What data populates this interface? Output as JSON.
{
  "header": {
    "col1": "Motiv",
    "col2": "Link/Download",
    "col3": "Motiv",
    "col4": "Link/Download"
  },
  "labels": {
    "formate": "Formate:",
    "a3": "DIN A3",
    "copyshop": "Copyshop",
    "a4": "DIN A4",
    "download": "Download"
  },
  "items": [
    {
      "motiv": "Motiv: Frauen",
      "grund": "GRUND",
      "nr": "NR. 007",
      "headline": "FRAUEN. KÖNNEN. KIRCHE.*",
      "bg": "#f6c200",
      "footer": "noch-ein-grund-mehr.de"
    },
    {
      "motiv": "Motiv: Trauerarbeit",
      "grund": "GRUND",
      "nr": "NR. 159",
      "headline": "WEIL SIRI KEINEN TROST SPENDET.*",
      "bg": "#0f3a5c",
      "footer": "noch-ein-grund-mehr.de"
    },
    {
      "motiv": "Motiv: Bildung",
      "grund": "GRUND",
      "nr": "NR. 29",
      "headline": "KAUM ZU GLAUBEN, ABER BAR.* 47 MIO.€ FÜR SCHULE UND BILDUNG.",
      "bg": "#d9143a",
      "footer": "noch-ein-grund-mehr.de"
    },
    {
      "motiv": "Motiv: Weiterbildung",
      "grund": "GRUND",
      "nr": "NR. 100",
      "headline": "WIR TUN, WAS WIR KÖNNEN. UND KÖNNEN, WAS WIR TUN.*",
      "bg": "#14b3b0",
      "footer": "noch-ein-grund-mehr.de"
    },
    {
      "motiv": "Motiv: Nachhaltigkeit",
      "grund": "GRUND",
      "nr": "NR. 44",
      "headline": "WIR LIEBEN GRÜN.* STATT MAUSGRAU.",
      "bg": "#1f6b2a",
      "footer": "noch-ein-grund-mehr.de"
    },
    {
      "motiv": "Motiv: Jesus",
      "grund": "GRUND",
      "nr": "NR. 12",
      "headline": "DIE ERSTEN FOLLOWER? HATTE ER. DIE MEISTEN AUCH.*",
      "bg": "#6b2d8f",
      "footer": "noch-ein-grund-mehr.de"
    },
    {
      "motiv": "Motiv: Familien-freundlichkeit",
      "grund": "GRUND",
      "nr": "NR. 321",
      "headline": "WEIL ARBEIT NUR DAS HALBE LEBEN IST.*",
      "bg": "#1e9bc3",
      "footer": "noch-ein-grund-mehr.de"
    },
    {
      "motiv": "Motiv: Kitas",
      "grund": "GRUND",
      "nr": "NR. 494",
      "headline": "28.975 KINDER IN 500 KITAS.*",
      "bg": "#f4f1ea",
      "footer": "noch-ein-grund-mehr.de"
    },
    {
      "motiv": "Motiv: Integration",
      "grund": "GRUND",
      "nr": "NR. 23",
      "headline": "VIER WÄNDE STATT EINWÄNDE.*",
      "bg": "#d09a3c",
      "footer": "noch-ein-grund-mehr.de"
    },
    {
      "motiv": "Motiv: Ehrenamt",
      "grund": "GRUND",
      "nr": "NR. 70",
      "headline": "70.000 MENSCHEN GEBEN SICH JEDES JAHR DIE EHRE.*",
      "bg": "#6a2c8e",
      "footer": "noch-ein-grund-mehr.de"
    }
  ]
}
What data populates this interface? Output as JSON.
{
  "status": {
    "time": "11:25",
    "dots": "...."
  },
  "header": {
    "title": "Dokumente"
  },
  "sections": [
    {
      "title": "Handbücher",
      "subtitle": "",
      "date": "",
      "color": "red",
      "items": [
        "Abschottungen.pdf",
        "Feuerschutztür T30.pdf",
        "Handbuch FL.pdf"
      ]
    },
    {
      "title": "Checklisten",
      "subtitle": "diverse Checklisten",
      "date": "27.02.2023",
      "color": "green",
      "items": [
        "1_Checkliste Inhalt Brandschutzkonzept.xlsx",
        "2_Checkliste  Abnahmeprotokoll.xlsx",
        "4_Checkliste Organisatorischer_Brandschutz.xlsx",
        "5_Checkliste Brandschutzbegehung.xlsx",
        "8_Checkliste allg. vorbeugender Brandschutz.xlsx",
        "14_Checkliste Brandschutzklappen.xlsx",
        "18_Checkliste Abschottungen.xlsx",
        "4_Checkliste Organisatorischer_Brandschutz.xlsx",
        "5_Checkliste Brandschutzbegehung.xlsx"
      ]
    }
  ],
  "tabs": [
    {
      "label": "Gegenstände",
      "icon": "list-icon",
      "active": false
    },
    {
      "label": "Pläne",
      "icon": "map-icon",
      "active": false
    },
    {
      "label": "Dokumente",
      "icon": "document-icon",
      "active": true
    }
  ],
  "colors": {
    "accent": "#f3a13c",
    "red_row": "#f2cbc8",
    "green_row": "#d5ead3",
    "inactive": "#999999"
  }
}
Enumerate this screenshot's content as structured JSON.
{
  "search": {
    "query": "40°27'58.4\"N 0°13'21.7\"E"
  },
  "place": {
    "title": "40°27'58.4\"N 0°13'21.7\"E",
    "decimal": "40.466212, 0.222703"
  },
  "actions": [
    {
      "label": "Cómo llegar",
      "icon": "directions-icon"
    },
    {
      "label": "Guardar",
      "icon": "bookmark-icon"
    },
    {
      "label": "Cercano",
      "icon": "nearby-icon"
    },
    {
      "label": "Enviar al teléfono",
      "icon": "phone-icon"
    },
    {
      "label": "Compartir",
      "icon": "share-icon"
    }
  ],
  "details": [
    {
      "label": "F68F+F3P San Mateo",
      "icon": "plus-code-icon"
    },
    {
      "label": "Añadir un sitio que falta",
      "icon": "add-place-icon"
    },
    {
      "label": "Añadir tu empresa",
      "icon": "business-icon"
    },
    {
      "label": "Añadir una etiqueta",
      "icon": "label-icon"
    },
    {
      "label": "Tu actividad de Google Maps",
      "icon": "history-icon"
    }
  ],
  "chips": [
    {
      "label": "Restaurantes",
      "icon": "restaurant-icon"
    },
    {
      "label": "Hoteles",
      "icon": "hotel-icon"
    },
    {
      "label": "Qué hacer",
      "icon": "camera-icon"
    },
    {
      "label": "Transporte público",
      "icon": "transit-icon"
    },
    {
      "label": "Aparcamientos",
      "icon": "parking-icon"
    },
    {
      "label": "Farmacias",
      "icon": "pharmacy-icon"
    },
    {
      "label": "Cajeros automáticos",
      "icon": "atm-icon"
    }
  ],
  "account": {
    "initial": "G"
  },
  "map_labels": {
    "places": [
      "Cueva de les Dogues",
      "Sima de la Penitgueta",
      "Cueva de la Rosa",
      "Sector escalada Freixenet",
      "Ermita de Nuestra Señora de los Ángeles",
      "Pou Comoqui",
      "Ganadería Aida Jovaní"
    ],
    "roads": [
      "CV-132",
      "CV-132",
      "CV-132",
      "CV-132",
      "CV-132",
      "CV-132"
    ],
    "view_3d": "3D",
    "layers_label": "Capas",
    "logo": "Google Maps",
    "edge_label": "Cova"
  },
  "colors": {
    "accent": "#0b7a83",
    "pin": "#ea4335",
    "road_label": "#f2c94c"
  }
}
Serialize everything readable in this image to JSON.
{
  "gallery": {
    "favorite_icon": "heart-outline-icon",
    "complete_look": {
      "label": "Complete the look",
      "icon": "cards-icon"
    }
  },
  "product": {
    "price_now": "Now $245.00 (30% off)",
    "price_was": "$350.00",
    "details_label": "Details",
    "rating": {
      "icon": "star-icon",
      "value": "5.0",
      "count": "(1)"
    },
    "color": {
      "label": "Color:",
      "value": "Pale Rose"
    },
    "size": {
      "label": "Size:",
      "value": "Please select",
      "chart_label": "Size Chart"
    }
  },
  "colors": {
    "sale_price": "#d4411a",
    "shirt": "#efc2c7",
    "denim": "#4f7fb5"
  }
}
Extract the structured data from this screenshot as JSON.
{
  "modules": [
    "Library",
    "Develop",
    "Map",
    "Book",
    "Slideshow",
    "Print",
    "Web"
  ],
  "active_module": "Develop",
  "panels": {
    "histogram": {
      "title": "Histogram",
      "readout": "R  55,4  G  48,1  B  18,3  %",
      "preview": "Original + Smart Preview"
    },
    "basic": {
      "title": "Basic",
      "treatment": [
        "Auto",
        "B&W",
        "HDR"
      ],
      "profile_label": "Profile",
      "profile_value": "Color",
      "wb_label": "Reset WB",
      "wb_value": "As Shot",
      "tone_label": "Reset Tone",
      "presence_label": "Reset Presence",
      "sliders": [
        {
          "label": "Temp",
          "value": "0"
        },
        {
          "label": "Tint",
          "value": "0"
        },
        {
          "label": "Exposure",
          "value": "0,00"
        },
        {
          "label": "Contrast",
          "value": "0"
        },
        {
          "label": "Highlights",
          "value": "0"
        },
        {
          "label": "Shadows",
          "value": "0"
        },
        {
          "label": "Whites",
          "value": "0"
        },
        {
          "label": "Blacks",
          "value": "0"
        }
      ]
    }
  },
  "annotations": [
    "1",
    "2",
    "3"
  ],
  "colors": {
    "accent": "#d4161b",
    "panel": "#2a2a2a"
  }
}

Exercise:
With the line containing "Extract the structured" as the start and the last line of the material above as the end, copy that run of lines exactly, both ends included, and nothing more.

Answer to the problem:
Extract the structured data from this screenshot as JSON.
{
  "modules": [
    "Library",
    "Develop",
    "Map",
    "Book",
    "Slideshow",
    "Print",
    "Web"
  ],
  "active_module": "Develop",
  "panels": {
    "histogram": {
      "title": "Histogram",
      "readout": "R  55,4  G  48,1  B  18,3  %",
      "preview": "Original + Smart Preview"
    },
    "basic": {
      "title": "Basic",
      "treatment": [
        "Auto",
        "B&W",
        "HDR"
      ],
      "profile_label": "Profile",
      "profile_value": "Color",
      "wb_label": "Reset WB",
      "wb_value": "As Shot",
      "tone_label": "Reset Tone",
      "presence_label": "Reset Presence",
      "sliders": [
        {
          "label": "Temp",
          "value": "0"
        },
        {
          "label": "Tint",
          "value": "0"
        },
        {
          "label": "Exposure",
          "value": "0,00"
        },
        {
          "label": "Contrast",
          "value": "0"
        },
        {
          "label": "Highlights",
          "value": "0"
        },
        {
          "label": "Shadows",
          "value": "0"
        },
        {
          "label": "Whites",
          "value": "0"
        },
        {
          "label": "Blacks",
          "value": "0"
        }
      ]
    }
  },
  "annotations": [
    "1",
    "2",
    "3"
  ],
  "colors": {
    "accent": "#d4161b",
    "panel": "#2a2a2a"
  }
}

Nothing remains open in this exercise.